    • If your target market area is dominated by a few companies that control a major share of the market, then you’re in the Red Ocean and should not consider competing directly with them.
  • An assessment of the nature of the competition in terms of do these companies compete with you across the board, just for certain products, certain customers or in certain locations.
  • A comparative assessment of your business idea (product and/or service) as it relates to your competitors—specifically what is different and/or better about what you are offering, that is, your potential discriminators.
    • You need to provide the reasons as to why customers who may already be buying/using your competitors’ products or services might switch to yours.

Step 3: Based on what you learned in Steps 1 and 2, conduct an assessment of where you fit in the “big picture”. According to Stephen Lawrence and Frank Moyes at the Deming Center for Entrepreneurship at the University of Colorado at Boulder (see Writing a Successful Business Plan, 2004), your Market and Industry Analysis section of your business plan should conclude with a summary of what the opportunity is and why it is attractive.
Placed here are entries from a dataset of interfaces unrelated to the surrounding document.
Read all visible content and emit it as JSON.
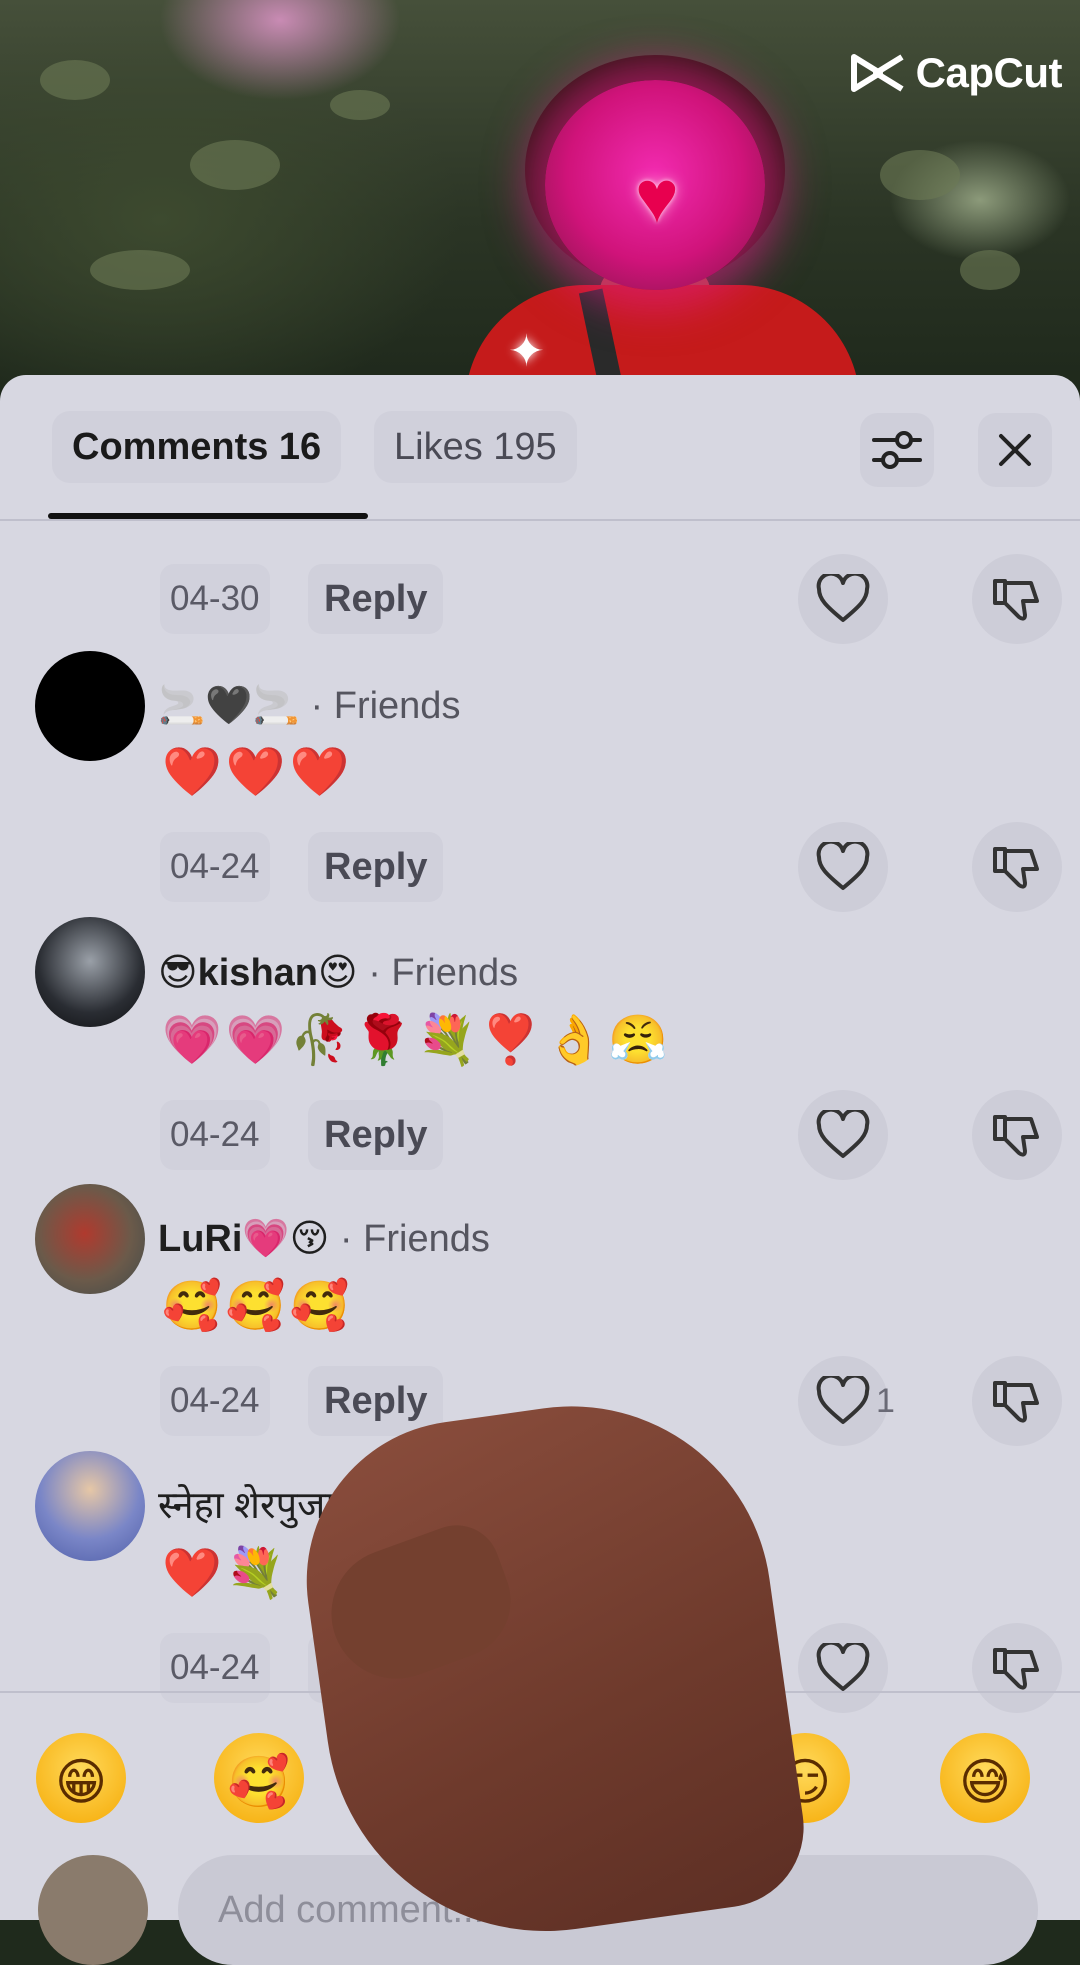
{
  "watermark": {
    "brand": "CapCut"
  },
  "header": {
    "tab_comments": "Comments 16",
    "tab_likes": "Likes 195"
  },
  "comments": [
    {
      "user": "",
      "tag": "",
      "text": "",
      "date": "04-30",
      "reply": "Reply",
      "likes": ""
    },
    {
      "user": "🚬🖤🚬",
      "tag": "· Friends",
      "text": "❤️❤️❤️",
      "date": "04-24",
      "reply": "Reply",
      "likes": ""
    },
    {
      "user": "😎kishan😍",
      "tag": "· Friends",
      "text": "💗💗🥀🌹💐❣️👌😤",
      "date": "04-24",
      "reply": "Reply",
      "likes": ""
    },
    {
      "user": "LuRi💗😚",
      "tag": "· Friends",
      "text": "🥰🥰🥰",
      "date": "04-24",
      "reply": "Reply",
      "likes": "1"
    },
    {
      "user": "स्नेहा शेरपुजा म",
      "tag": "",
      "text": "❤️💐",
      "date": "04-24",
      "reply": "Re",
      "likes": ""
    }
  ],
  "emoji_bar": [
    "😁",
    "🥰",
    "😂",
    "",
    "😏",
    "😅"
  ],
  "input": {
    "placeholder": "Add comment..."
  },
  "colors": {
    "sheet_bg": "#d7d7e1",
    "accent_text": "#111111"
  }
}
Remember that this is a key section of your business plan because here is where you must make the case that there is an attractive opportunity for your venture. They suggest that you address the following key points in your summary:

  • What is the size of the opportunity? How rapidly is it growing? What trends support the opportunity?
  • What is the compelling need? What problem(s) are you solving?
  • What evidence do you have that proves there is a market?
  • Who is the target market?
  • What is unique about your product or service? What are the benefits?
  • What is your competitive advantage?

Remember, it’s not enough to say “there is a big market for your product or service”. You need to back it up with facts!